Aim of the exercise. Print the listing below in full. Alter nothing.

<<<<

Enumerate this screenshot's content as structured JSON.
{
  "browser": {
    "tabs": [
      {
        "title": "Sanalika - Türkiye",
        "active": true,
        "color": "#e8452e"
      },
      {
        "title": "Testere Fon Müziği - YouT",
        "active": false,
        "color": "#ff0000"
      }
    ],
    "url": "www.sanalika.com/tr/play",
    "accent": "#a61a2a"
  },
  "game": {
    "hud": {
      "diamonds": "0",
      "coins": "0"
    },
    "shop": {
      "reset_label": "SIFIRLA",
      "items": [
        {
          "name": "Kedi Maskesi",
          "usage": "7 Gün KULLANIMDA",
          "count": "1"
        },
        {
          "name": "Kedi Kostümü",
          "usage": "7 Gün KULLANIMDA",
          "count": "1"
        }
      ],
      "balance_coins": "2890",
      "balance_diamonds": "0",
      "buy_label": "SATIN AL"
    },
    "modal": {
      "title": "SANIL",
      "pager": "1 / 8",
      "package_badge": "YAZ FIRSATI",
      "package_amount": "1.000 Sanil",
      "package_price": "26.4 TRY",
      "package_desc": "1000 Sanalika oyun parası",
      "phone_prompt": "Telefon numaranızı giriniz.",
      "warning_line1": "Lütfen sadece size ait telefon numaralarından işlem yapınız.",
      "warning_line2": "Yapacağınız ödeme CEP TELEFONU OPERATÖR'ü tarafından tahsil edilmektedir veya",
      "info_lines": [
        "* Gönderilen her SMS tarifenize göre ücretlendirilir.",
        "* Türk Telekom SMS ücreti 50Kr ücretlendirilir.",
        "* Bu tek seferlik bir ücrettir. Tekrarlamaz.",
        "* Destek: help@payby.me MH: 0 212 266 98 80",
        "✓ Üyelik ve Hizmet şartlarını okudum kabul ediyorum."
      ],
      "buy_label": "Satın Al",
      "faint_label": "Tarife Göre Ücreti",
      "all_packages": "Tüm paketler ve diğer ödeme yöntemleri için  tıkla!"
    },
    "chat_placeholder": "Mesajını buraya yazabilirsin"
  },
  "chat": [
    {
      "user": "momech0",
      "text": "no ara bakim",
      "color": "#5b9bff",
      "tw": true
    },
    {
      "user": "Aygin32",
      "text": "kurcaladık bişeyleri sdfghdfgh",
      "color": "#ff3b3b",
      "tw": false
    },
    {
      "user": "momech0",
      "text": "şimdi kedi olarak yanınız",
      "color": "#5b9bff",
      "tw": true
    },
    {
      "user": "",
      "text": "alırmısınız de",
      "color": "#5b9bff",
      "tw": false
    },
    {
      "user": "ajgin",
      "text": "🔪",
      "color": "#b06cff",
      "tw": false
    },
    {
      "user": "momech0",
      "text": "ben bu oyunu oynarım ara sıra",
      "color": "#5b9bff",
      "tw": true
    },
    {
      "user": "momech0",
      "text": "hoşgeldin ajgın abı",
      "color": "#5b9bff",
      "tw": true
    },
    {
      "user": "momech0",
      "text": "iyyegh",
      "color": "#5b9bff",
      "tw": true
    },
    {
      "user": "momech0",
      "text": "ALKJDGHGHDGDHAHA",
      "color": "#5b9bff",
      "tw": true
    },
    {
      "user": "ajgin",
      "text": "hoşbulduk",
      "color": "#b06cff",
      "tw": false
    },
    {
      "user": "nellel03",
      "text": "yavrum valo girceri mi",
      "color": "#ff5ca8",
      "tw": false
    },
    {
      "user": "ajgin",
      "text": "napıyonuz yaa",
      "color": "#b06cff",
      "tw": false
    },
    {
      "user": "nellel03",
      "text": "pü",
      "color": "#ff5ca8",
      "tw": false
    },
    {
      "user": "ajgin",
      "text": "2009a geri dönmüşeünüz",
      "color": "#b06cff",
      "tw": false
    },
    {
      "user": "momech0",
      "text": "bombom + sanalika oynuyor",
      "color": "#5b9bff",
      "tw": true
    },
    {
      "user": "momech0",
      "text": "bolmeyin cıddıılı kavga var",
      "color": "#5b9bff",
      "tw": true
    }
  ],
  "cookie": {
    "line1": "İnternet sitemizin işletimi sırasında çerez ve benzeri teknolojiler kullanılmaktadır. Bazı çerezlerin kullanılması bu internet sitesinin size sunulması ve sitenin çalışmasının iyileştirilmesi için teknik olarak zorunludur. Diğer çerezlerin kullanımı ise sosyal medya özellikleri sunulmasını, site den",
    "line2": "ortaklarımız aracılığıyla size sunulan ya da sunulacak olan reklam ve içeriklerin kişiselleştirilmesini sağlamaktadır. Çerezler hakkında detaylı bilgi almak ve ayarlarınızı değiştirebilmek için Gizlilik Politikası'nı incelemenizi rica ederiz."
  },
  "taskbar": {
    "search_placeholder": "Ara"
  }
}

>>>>

Task response.
Enumerate this screenshot's content as structured JSON.
{
  "browser": {
    "tabs": [
      {
        "title": "Sanalika - Türkiye",
        "active": true,
        "color": "#e8452e"
      },
      {
        "title": "Testere Fon Müziği - YouT",
        "active": false,
        "color": "#ff0000"
      }
    ],
    "url": "www.sanalika.com/tr/play",
    "accent": "#a61a2a"
  },
  "game": {
    "hud": {
      "diamonds": "0",
      "coins": "0"
    },
    "shop": {
      "reset_label": "SIFIRLA",
      "items": [
        {
          "name": "Kedi Maskesi",
          "usage": "7 Gün KULLANIMDA",
          "count": "1"
        },
        {
          "name": "Kedi Kostümü",
          "usage": "7 Gün KULLANIMDA",
          "count": "1"
        }
      ],
      "balance_coins": "2890",
      "balance_diamonds": "0",
      "buy_label": "SATIN AL"
    },
    "modal": {
      "title": "SANIL",
      "pager": "1 / 8",
      "package_badge": "YAZ FIRSATI",
      "package_amount": "1.000 Sanil",
      "package_price": "26.4 TRY",
      "package_desc": "1000 Sanalika oyun parası",
      "phone_prompt": "Telefon numaranızı giriniz.",
      "warning_line1": "Lütfen sadece size ait telefon numaralarından işlem yapınız.",
      "warning_line2": "Yapacağınız ödeme CEP TELEFONU OPERATÖR'ü tarafından tahsil edilmektedir veya",
      "info_lines": [
        "* Gönderilen her SMS tarifenize göre ücretlendirilir.",
        "* Türk Telekom SMS ücreti 50Kr ücretlendirilir.",
        "* Bu tek seferlik bir ücrettir. Tekrarlamaz.",
        "* Destek: help@payby.me MH: 0 212 266 98 80",
        "✓ Üyelik ve Hizmet şartlarını okudum kabul ediyorum."
      ],
      "buy_label": "Satın Al",
      "faint_label": "Tarife Göre Ücreti",
      "all_packages": "Tüm paketler ve diğer ödeme yöntemleri için  tıkla!"
    },
    "chat_placeholder": "Mesajını buraya yazabilirsin"
  },
  "chat": [
    {
      "user": "momech0",
      "text": "no ara bakim",
      "color": "#5b9bff",
      "tw": true
    },
    {
      "user": "Aygin32",
      "text": "kurcaladık bişeyleri sdfghdfgh",
      "color": "#ff3b3b",
      "tw": false
    },
    {
      "user": "momech0",
      "text": "şimdi kedi olarak yanınız",
      "color": "#5b9bff",
      "tw": true
    },
    {
      "user": "",
      "text": "alırmısınız de",
      "color": "#5b9bff",
      "tw": false
    },
    {
      "user": "ajgin",
      "text": "🔪",
      "color": "#b06cff",
      "tw": false
    },
    {
      "user": "momech0",
      "text": "ben bu oyunu oynarım ara sıra",
      "color": "#5b9bff",
      "tw": true
    },
    {
      "user": "momech0",
      "text": "hoşgeldin ajgın abı",
      "color": "#5b9bff",
      "tw": true
    },
    {
      "user": "momech0",
      "text": "iyyegh",
      "color": "#5b9bff",
      "tw": true
    },
    {
      "user": "momech0",
      "text": "ALKJDGHGHDGDHAHA",
      "color": "#5b9bff",
      "tw": true
    },
    {
      "user": "ajgin",
      "text": "hoşbulduk",
      "color": "#b06cff",
      "tw": false
    },
    {
      "user": "nellel03",
      "text": "yavrum valo girceri mi",
      "color": "#ff5ca8",
      "tw": false
    },
    {
      "user": "ajgin",
      "text": "napıyonuz yaa",
      "color": "#b06cff",
      "tw": false
    },
    {
      "user": "nellel03",
      "text": "pü",
      "color": "#ff5ca8",
      "tw": false
    },
    {
      "user": "ajgin",
      "text": "2009a geri dönmüşeünüz",
      "color": "#b06cff",
      "tw": false
    },
    {
      "user": "momech0",
      "text": "bombom + sanalika oynuyor",
      "color": "#5b9bff",
      "tw": true
    },
    {
      "user": "momech0",
      "text": "bolmeyin cıddıılı kavga var",
      "color": "#5b9bff",
      "tw": true
    }
  ],
  "cookie": {
    "line1": "İnternet sitemizin işletimi sırasında çerez ve benzeri teknolojiler kullanılmaktadır. Bazı çerezlerin kullanılması bu internet sitesinin size sunulması ve sitenin çalışmasının iyileştirilmesi için teknik olarak zorunludur. Diğer çerezlerin kullanımı ise sosyal medya özellikleri sunulmasını, site den",
    "line2": "ortaklarımız aracılığıyla size sunulan ya da sunulacak olan reklam ve içeriklerin kişiselleştirilmesini sağlamaktadır. Çerezler hakkında detaylı bilgi almak ve ayarlarınızı değiştirebilmek için Gizlilik Politikası'nı incelemenizi rica ederiz."
  },
  "taskbar": {
    "search_placeholder": "Ara"
  }
}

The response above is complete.